About the Station
The Station has been open since 1991 when it was established and financed by the Natural Environment Research Council (NERC). It is leased from Kings Bay a/s (a Norwegian Company) by NERC and currently delivered and operated by the British Antarctic Survey (BAS), with support from the NERC Arctic Office. It sits as one of fourteen internationally operated stations that form part of this unique northernmost research community.
The Station provides excellent facilities and accommodation for researchers from across all UK universities, research institutes and other recognised organisations, and their international collaborators, wanting to carry out a range of environmental research in accordance with the NERC science remit. This includes ecological, glacial/periglacial geomorphology, hydrology and atmospheric chemistry and marine research.
Also known as ‘Harland Huset’, the UK Arctic Research Station occupies one of the larger buildings in Ny-Ålesund, comprising of 440m² which includes seven bedrooms, four laboratories, an office, computer space, living and storage space, a garage and a workshop. As a key element of the UK’s Arctic science capacity, the station provides a flexible, safe and well-positioned base, supported by Norwegian hosts.
This video, hosted by Henry Burgess, Head of the NERC Arctic Office, shows us a glimpse of the NERC Arctic Station during a very busy season!
When is the Station open?
Typically open from March through to September, the station can also be open earlier or later in accordance with the needs of the researchers. It provides an excellent base with the ability to support both field and marine based research within the Kongsfjord area, and an ideal location for PhD students to gain valuable skills in polar fieldwork techniques.
Latest from Ny-Ålesund webcam:
The station has been involved in several EU infrastructure projects, and is currently a partner in the EU funded project INTERACT (International Network for Terrestrial Research and Monitoring in the Arctic). INTERACT is a network of 83 terrestrial field bases in northern Europe, Russia, US, Canada, Iceland, Greenland, the Faroe Islands and Scotland as well as stations in northern alpine areas.
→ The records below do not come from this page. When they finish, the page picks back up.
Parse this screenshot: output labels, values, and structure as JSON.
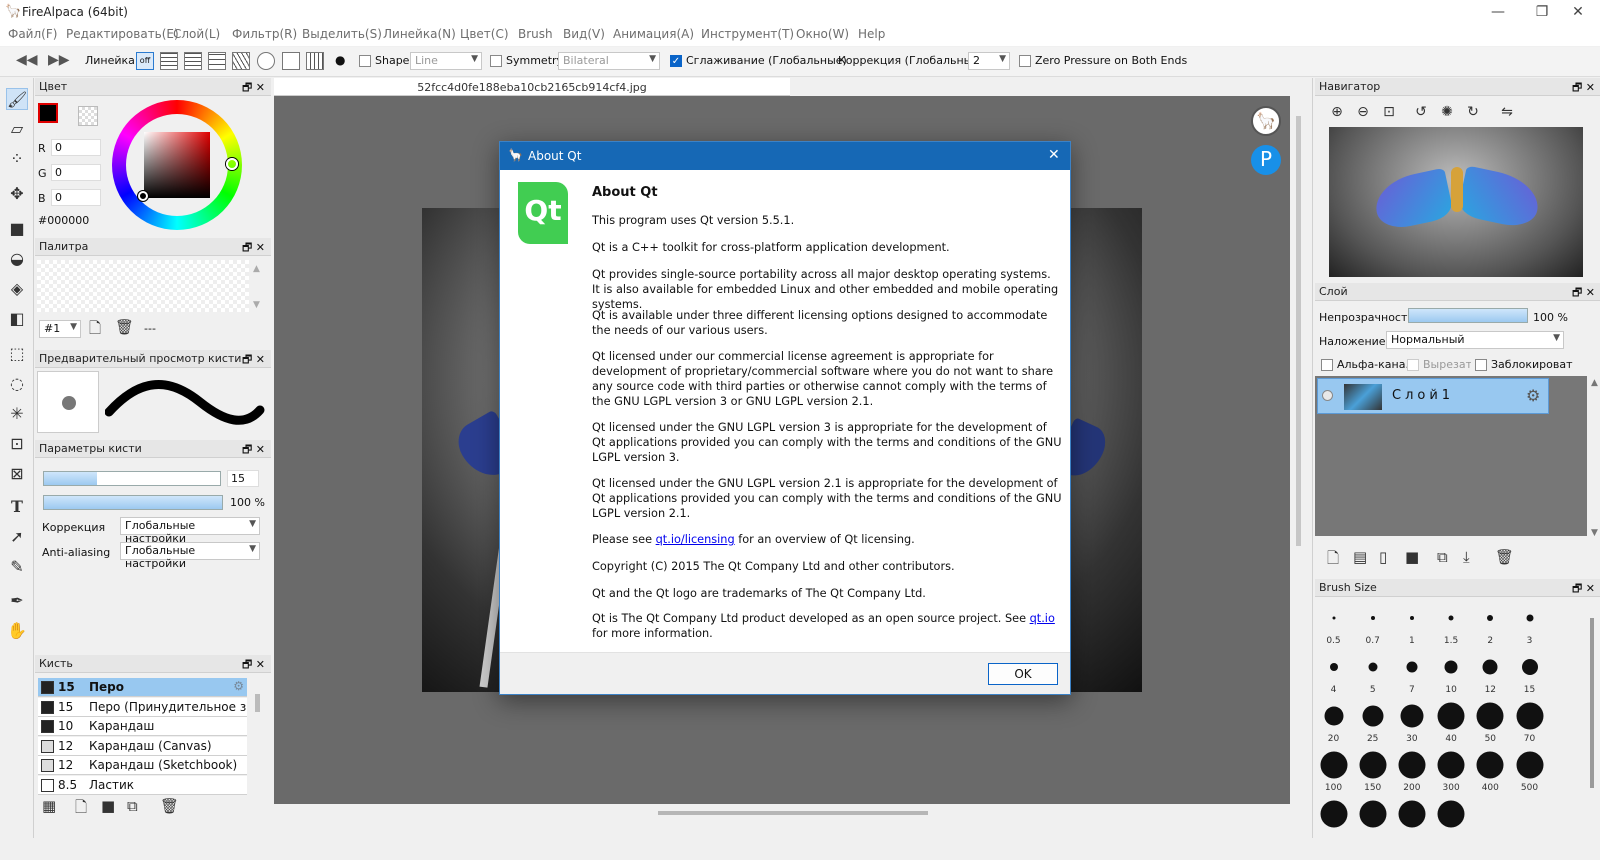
{
  "window": {
    "title": "FireAlpaca (64bit)",
    "minimize": "—",
    "maximize": "❐",
    "close": "✕"
  },
  "menu": [
    "Файл(F)",
    "Редактировать(E)",
    "Слой(L)",
    "Фильтр(R)",
    "Выделить(S)",
    "Линейка(N)",
    "Цвет(C)",
    "Brush",
    "Вид(V)",
    "Анимация(A)",
    "Инструмент(T)",
    "Окно(W)",
    "Help"
  ],
  "toolbar": {
    "ruler_label": "Линейка",
    "ruler_off": "off",
    "shape_label": "Shape",
    "shape_value": "Line",
    "symmetry_label": "Symmetry",
    "symmetry_value": "Bilateral",
    "smoothing_label": "Сглаживание (Глобальные)",
    "correction_label": "Коррекция (Глобальные)",
    "correction_value": "2",
    "zero_pressure_label": "Zero Pressure on Both Ends"
  },
  "color_panel": {
    "title": "Цвет",
    "r_label": "R",
    "r": "0",
    "g_label": "G",
    "g": "0",
    "b_label": "B",
    "b": "0",
    "hex": "#000000",
    "accent": "#000000"
  },
  "palette_panel": {
    "title": "Палитра",
    "index": "#1",
    "dash": "---"
  },
  "brush_preview_panel": {
    "title": "Предварительный просмотр кисти"
  },
  "brush_params": {
    "title": "Параметры кисти",
    "size": "15",
    "size_fill": 0.3,
    "opacity": "100 %",
    "opacity_fill": 1.0,
    "correction_label": "Коррекция",
    "correction_value": "Глобальные настройки",
    "aa_label": "Anti-aliasing",
    "aa_value": "Глобальные настройки"
  },
  "brush_panel": {
    "title": "Кисть",
    "items": [
      {
        "size": "15",
        "name": "Перо",
        "selected": true,
        "swatch": "#222"
      },
      {
        "size": "15",
        "name": "Перо (Принудительное затухание)",
        "selected": false,
        "swatch": "#222"
      },
      {
        "size": "10",
        "name": "Карандаш",
        "selected": false,
        "swatch": "#222"
      },
      {
        "size": "12",
        "name": "Карандаш (Canvas)",
        "selected": false,
        "swatch": "#ddd"
      },
      {
        "size": "12",
        "name": "Карандаш (Sketchbook)",
        "selected": false,
        "swatch": "#ddd"
      },
      {
        "size": "8.5",
        "name": "Ластик",
        "selected": false,
        "swatch": "#fff"
      }
    ]
  },
  "document": {
    "tab": "52fcc4d0fe188eba10cb2165cb914cf4.jpg"
  },
  "dialog": {
    "title": "About Qt",
    "heading": "About Qt",
    "logo": "Qt",
    "p1": "This program uses Qt version 5.5.1.",
    "p2": "Qt is a C++ toolkit for cross-platform application development.",
    "p3": "Qt provides single-source portability across all major desktop operating systems. It is also available for embedded Linux and other embedded and mobile operating systems.",
    "p4": "Qt is available under three different licensing options designed to accommodate the needs of our various users.",
    "p5": "Qt licensed under our commercial license agreement is appropriate for development of proprietary/commercial software where you do not want to share any source code with third parties or otherwise cannot comply with the terms of the GNU LGPL version 3 or GNU LGPL version 2.1.",
    "p6": "Qt licensed under the GNU LGPL version 3 is appropriate for the development of Qt applications provided you can comply with the terms and conditions of the GNU LGPL version 3.",
    "p7": "Qt licensed under the GNU LGPL version 2.1 is appropriate for the development of Qt applications provided you can comply with the terms and conditions of the GNU LGPL version 2.1.",
    "p8_pre": "Please see ",
    "p8_link": "qt.io/licensing",
    "p8_post": " for an overview of Qt licensing.",
    "p9": "Copyright (C) 2015 The Qt Company Ltd and other contributors.",
    "p10": "Qt and the Qt logo are trademarks of The Qt Company Ltd.",
    "p11_pre": "Qt is The Qt Company Ltd product developed as an open source project. See ",
    "p11_link": "qt.io",
    "p11_post": " for more information.",
    "ok": "OK",
    "close": "✕"
  },
  "navigator": {
    "title": "Навигатор"
  },
  "layer_panel": {
    "title": "Слой",
    "opacity_label": "Непрозрачность",
    "opacity": "100 %",
    "opacity_fill": 1.0,
    "blend_label": "Наложение",
    "blend_value": "Нормальный",
    "alpha_label": "Альфа-кана.",
    "clip_label": "Вырезать",
    "lock_label": "Заблокировать",
    "layer_name": "Слой1"
  },
  "brush_size": {
    "title": "Brush Size",
    "sizes": [
      "0.5",
      "0.7",
      "1",
      "1.5",
      "2",
      "3",
      "4",
      "5",
      "7",
      "10",
      "12",
      "15",
      "20",
      "25",
      "30",
      "40",
      "50",
      "70",
      "100",
      "150",
      "200",
      "300",
      "400",
      "500"
    ]
  }
}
As such, the Station is available to non-UK based researchers wishing to apply to carry out research in Ny-Ålesund via the INTERACT Transnational Access scheme.